[Saved entries]
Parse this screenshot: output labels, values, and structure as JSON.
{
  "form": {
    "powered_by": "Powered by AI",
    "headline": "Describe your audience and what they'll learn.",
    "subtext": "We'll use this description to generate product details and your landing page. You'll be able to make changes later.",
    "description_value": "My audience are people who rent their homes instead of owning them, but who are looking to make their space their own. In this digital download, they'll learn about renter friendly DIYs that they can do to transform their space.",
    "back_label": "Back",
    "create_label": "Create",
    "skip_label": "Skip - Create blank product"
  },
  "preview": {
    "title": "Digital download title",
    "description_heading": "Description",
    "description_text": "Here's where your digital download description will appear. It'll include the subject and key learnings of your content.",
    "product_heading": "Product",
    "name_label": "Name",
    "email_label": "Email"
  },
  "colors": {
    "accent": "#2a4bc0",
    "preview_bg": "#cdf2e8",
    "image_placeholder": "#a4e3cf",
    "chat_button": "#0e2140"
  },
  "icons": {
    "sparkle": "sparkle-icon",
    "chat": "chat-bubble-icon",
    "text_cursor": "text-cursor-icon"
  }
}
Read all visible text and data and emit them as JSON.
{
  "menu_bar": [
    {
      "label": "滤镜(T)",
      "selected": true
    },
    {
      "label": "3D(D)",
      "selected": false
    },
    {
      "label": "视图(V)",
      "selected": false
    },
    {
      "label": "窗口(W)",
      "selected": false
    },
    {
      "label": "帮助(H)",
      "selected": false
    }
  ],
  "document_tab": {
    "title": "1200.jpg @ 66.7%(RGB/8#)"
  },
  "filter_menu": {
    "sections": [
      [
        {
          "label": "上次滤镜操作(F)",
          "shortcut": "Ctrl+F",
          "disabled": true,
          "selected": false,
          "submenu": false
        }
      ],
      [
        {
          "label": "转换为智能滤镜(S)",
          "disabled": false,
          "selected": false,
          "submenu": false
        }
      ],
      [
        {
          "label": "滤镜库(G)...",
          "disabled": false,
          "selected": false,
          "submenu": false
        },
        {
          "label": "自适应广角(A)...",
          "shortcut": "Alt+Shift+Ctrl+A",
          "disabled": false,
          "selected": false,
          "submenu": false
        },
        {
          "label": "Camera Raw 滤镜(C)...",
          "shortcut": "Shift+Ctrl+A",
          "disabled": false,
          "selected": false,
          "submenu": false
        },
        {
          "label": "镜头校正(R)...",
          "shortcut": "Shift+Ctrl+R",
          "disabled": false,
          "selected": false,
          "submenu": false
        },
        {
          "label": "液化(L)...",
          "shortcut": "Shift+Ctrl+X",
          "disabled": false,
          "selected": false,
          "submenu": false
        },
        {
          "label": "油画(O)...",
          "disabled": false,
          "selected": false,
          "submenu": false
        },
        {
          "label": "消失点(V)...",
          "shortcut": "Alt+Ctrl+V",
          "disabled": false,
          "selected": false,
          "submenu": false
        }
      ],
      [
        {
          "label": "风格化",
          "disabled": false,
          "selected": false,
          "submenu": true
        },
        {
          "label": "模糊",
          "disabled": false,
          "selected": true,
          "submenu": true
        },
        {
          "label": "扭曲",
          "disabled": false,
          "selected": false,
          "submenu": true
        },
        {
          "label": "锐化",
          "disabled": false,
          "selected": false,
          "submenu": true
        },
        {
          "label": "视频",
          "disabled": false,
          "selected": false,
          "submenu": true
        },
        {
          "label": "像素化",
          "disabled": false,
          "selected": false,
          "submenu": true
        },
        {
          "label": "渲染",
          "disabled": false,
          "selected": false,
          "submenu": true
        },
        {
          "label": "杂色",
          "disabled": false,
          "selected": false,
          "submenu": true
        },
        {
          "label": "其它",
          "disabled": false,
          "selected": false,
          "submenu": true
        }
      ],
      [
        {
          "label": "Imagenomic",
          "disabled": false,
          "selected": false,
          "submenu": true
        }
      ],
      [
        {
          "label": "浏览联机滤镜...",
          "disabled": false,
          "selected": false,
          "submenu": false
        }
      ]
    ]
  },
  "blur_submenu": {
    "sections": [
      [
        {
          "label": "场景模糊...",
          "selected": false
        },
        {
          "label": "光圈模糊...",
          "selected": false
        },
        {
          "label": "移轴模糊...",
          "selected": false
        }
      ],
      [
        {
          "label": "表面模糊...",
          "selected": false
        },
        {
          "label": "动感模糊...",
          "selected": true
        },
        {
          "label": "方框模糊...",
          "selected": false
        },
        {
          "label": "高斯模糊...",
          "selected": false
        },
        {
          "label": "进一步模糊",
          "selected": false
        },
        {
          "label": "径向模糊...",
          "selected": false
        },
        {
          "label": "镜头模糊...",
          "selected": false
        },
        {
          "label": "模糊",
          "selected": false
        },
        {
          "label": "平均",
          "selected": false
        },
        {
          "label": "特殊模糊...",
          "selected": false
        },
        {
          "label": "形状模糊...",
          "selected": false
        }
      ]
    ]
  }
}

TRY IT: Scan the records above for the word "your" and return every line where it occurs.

ANSWER FOR THIS EXERCISE:
    "headline": "Describe your audience and what they'll learn.",
    "subtext": "We'll use this description to generate product details and your landing page. You'll be able to make changes later.",
    "description_text": "Here's where your digital download description will appear. It'll include the subject and key learnings of your content.",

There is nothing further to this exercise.